(REQUIRED ACTION)
Repeat the records exactly. Leave out the pictures.

(INFORMATION SUPPLIED)
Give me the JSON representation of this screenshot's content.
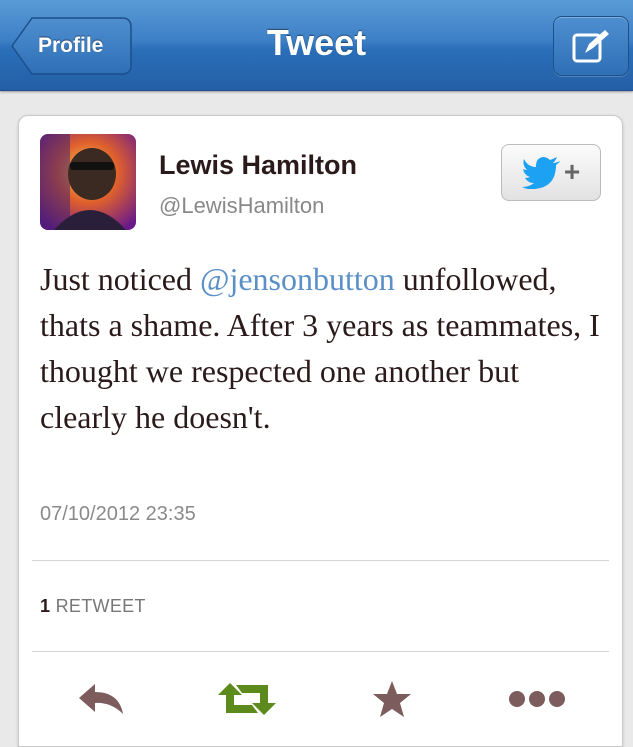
{
  "nav": {
    "title": "Tweet",
    "back_label": "Profile"
  },
  "user": {
    "name": "Lewis Hamilton",
    "handle": "@LewisHamilton"
  },
  "tweet": {
    "text_before": "Just noticed ",
    "mention": "@jensonbutton",
    "text_after": " unfollowed, thats a shame. After 3 years as teammates, I thought we respected one another but clearly he doesn't.",
    "timestamp": "07/10/2012 23:35"
  },
  "stats": {
    "retweet_count": "1",
    "retweet_label": "RETWEET"
  },
  "icons": [
    "compose-icon",
    "twitter-bird-icon",
    "reply-icon",
    "retweet-icon",
    "favorite-star-icon",
    "more-icon"
  ],
  "colors": {
    "nav_blue": "#2a6fb9",
    "mention": "#5b8fc7",
    "retweet_green": "#5d8a1c"
  }
}
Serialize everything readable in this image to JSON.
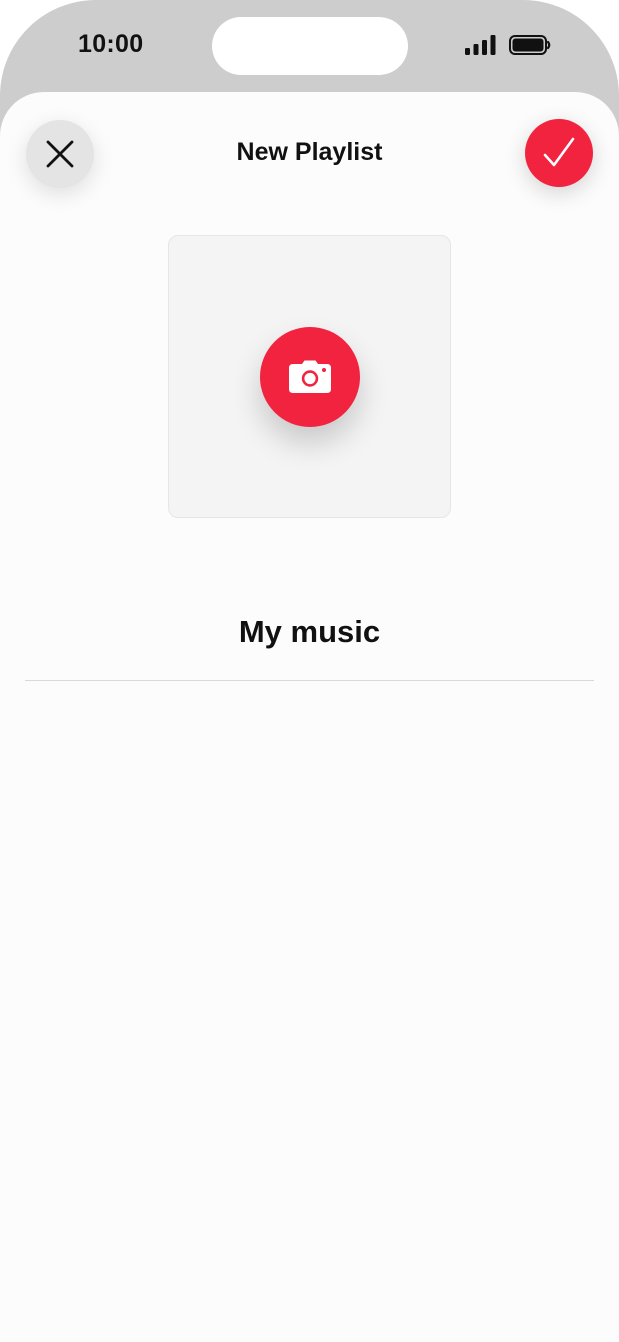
{
  "status_bar": {
    "time": "10:00",
    "signal_icon": "cellular-signal-icon",
    "battery_icon": "battery-icon"
  },
  "header": {
    "title": "New Playlist",
    "close_icon": "close-icon",
    "confirm_icon": "checkmark-icon"
  },
  "artwork": {
    "camera_icon": "camera-icon"
  },
  "playlist": {
    "name": "My music"
  },
  "colors": {
    "accent": "#f2233f",
    "close_bg": "#e4e4e4",
    "frame": "#cdcdcd",
    "sheet_bg": "#fcfcfc",
    "artwork_bg": "#f4f4f4"
  }
}
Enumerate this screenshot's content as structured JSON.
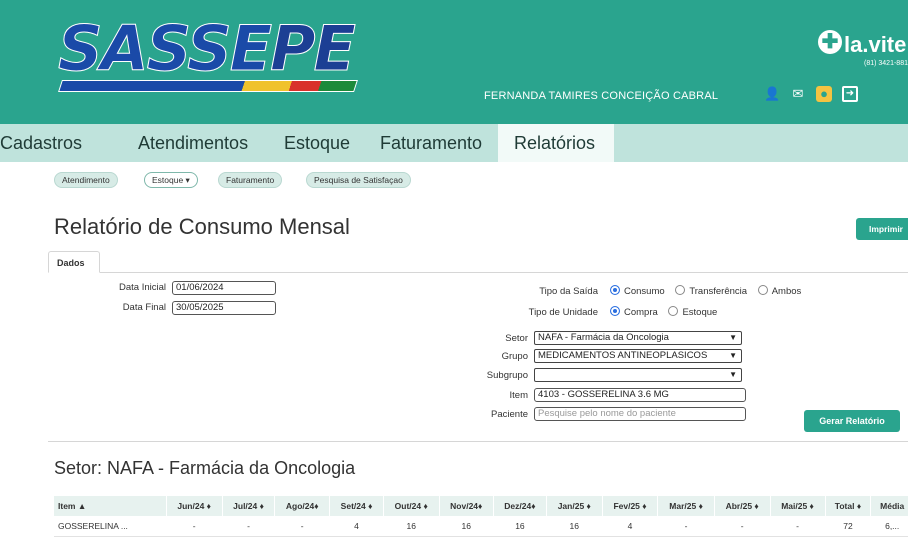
{
  "header": {
    "logo_text_part1": "SASSE",
    "logo_text_part2": "PE",
    "user_name": "FERNANDA TAMIRES CONCEIÇÃO CABRAL",
    "brand_name": "la.vite",
    "brand_phone": "(81) 3421-881",
    "colors": {
      "header_bg": "#2aa48e",
      "nav_bg": "#bfe3dc",
      "accent": "#2aa48e"
    },
    "icons": [
      "user-icon",
      "mail-icon",
      "chat-icon",
      "logout-icon"
    ]
  },
  "nav": {
    "items": [
      "Cadastros",
      "Atendimentos",
      "Estoque",
      "Faturamento",
      "Relatórios"
    ],
    "active": "Relatórios"
  },
  "subnav": {
    "items": [
      "Atendimento",
      "Estoque ▾",
      "Faturamento",
      "Pesquisa de Satisfaçao"
    ]
  },
  "page": {
    "title": "Relatório de Consumo Mensal",
    "print_button": "Imprimir",
    "tab": "Dados"
  },
  "form": {
    "data_inicial": {
      "label": "Data Inicial",
      "value": "01/06/2024"
    },
    "data_final": {
      "label": "Data Final",
      "value": "30/05/2025"
    },
    "tipo_saida": {
      "label": "Tipo da Saída",
      "options": [
        "Consumo",
        "Transferência",
        "Ambos"
      ],
      "selected": "Consumo"
    },
    "tipo_unidade": {
      "label": "Tipo de Unidade",
      "options": [
        "Compra",
        "Estoque"
      ],
      "selected": "Compra"
    },
    "setor": {
      "label": "Setor",
      "value": "NAFA - Farmácia da Oncologia"
    },
    "grupo": {
      "label": "Grupo",
      "value": "MEDICAMENTOS ANTINEOPLASICOS"
    },
    "subgrupo": {
      "label": "Subgrupo",
      "value": ""
    },
    "item": {
      "label": "Item",
      "value": "4103 - GOSSERELINA 3.6 MG"
    },
    "paciente": {
      "label": "Paciente",
      "placeholder": "Pesquise pelo nome do paciente"
    },
    "submit": "Gerar Relatório"
  },
  "section": {
    "title": "Setor: NAFA - Farmácia da Oncologia"
  },
  "table": {
    "columns": [
      "Item ▲",
      "Jun/24 ♦",
      "Jul/24 ♦",
      "Ago/24♦",
      "Set/24 ♦",
      "Out/24 ♦",
      "Nov/24♦",
      "Dez/24♦",
      "Jan/25 ♦",
      "Fev/25 ♦",
      "Mar/25 ♦",
      "Abr/25 ♦",
      "Mai/25 ♦",
      "Total ♦",
      "Média"
    ],
    "rows": [
      [
        "GOSSERELINA ...",
        "-",
        "-",
        "-",
        "4",
        "16",
        "16",
        "16",
        "16",
        "4",
        "-",
        "-",
        "-",
        "72",
        "6,..."
      ]
    ]
  }
}
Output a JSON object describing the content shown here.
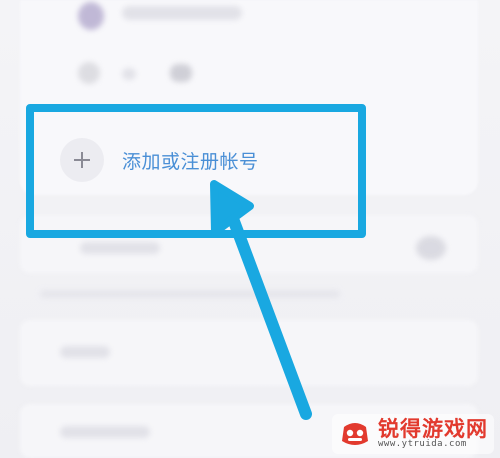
{
  "add_account": {
    "label": "添加或注册帐号",
    "icon": "plus-icon"
  },
  "watermark": {
    "name": "锐得游戏网",
    "url": "www.ytruida.com",
    "icon": "watermark-logo-icon"
  },
  "colors": {
    "highlight": "#19a8e1",
    "label": "#4a8fd6",
    "watermark_red": "#e23a2e"
  }
}
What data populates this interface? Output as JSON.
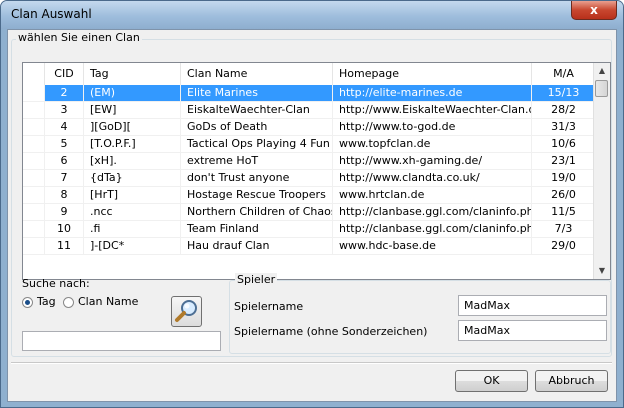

(RESULT FOR THIS TASK)
Give me the JSON representation of this screenshot's content.
{
  "nav": {
    "title": "Tweet",
    "back_label": "Profile"
  },
  "user": {
    "name": "Lewis Hamilton",
    "handle": "@LewisHamilton"
  },
  "tweet": {
    "text_before": "Just noticed ",
    "mention": "@jensonbutton",
    "text_after": " unfollowed, thats a shame. After 3 years as teammates, I thought we respected one another but clearly he doesn't.",
    "timestamp": "07/10/2012 23:35"
  },
  "stats": {
    "retweet_count": "1",
    "retweet_label": "RETWEET"
  },
  "icons": [
    "compose-icon",
    "twitter-bird-icon",
    "reply-icon",
    "retweet-icon",
    "favorite-star-icon",
    "more-icon"
  ],
  "colors": {
    "nav_blue": "#2a6fb9",
    "mention": "#5b8fc7",
    "retweet_green": "#5d8a1c"
  }
}
Serialize everything readable in this image to JSON.
{
  "status_bar": {
    "time": "10:00",
    "signal_icon": "cellular-signal-icon",
    "battery_icon": "battery-icon"
  },
  "header": {
    "title": "New Playlist",
    "close_icon": "close-icon",
    "confirm_icon": "checkmark-icon"
  },
  "artwork": {
    "camera_icon": "camera-icon"
  },
  "playlist": {
    "name": "My music"
  },
  "colors": {
    "accent": "#f2233f",
    "close_bg": "#e4e4e4",
    "frame": "#cdcdcd",
    "sheet_bg": "#fcfcfc",
    "artwork_bg": "#f4f4f4"
  }
}
Enumerate this screenshot's content as structured JSON.
{
  "header": {
    "logo_text_part1": "SASSE",
    "logo_text_part2": "PE",
    "user_name": "FERNANDA TAMIRES CONCEIÇÃO CABRAL",
    "brand_name": "la.vite",
    "brand_phone": "(81) 3421-881",
    "colors": {
      "header_bg": "#2aa48e",
      "nav_bg": "#bfe3dc",
      "accent": "#2aa48e"
    },
    "icons": [
      "user-icon",
      "mail-icon",
      "chat-icon",
      "logout-icon"
    ]
  },
  "nav": {
    "items": [
      "Cadastros",
      "Atendimentos",
      "Estoque",
      "Faturamento",
      "Relatórios"
    ],
    "active": "Relatórios"
  },
  "subnav": {
    "items": [
      "Atendimento",
      "Estoque ▾",
      "Faturamento",
      "Pesquisa de Satisfaçao"
    ]
  },
  "page": {
    "title": "Relatório de Consumo Mensal",
    "print_button": "Imprimir",
    "tab": "Dados"
  },
  "form": {
    "data_inicial": {
      "label": "Data Inicial",
      "value": "01/06/2024"
    },
    "data_final": {
      "label": "Data Final",
      "value": "30/05/2025"
    },
    "tipo_saida": {
      "label": "Tipo da Saída",
      "options": [
        "Consumo",
        "Transferência",
        "Ambos"
      ],
      "selected": "Consumo"
    },
    "tipo_unidade": {
      "label": "Tipo de Unidade",
      "options": [
        "Compra",
        "Estoque"
      ],
      "selected": "Compra"
    },
    "setor": {
      "label": "Setor",
      "value": "NAFA - Farmácia da Oncologia"
    },
    "grupo": {
      "label": "Grupo",
      "value": "MEDICAMENTOS ANTINEOPLASICOS"
    },
    "subgrupo": {
      "label": "Subgrupo",
      "value": ""
    },
    "item": {
      "label": "Item",
      "value": "4103 - GOSSERELINA 3.6 MG"
    },
    "paciente": {
      "label": "Paciente",
      "placeholder": "Pesquise pelo nome do paciente"
    },
    "submit": "Gerar Relatório"
  },
  "section": {
    "title": "Setor: NAFA - Farmácia da Oncologia"
  },
  "table": {
    "columns": [
      "Item ▲",
      "Jun/24 ♦",
      "Jul/24 ♦",
      "Ago/24♦",
      "Set/24 ♦",
      "Out/24 ♦",
      "Nov/24♦",
      "Dez/24♦",
      "Jan/25 ♦",
      "Fev/25 ♦",
      "Mar/25 ♦",
      "Abr/25 ♦",
      "Mai/25 ♦",
      "Total ♦",
      "Média"
    ],
    "rows": [
      [
        "GOSSERELINA ...",
        "-",
        "-",
        "-",
        "4",
        "16",
        "16",
        "16",
        "16",
        "4",
        "-",
        "-",
        "-",
        "72",
        "6,..."
      ]
    ]
  }
}
Output a JSON object describing the content shown here.
{
  "add_account": {
    "label": "添加或注册帐号",
    "icon": "plus-icon"
  },
  "watermark": {
    "name": "锐得游戏网",
    "url": "www.ytruida.com",
    "icon": "watermark-logo-icon"
  },
  "colors": {
    "highlight": "#19a8e1",
    "label": "#4a8fd6",
    "watermark_red": "#e23a2e"
  }
}
What data populates this interface? Output as JSON.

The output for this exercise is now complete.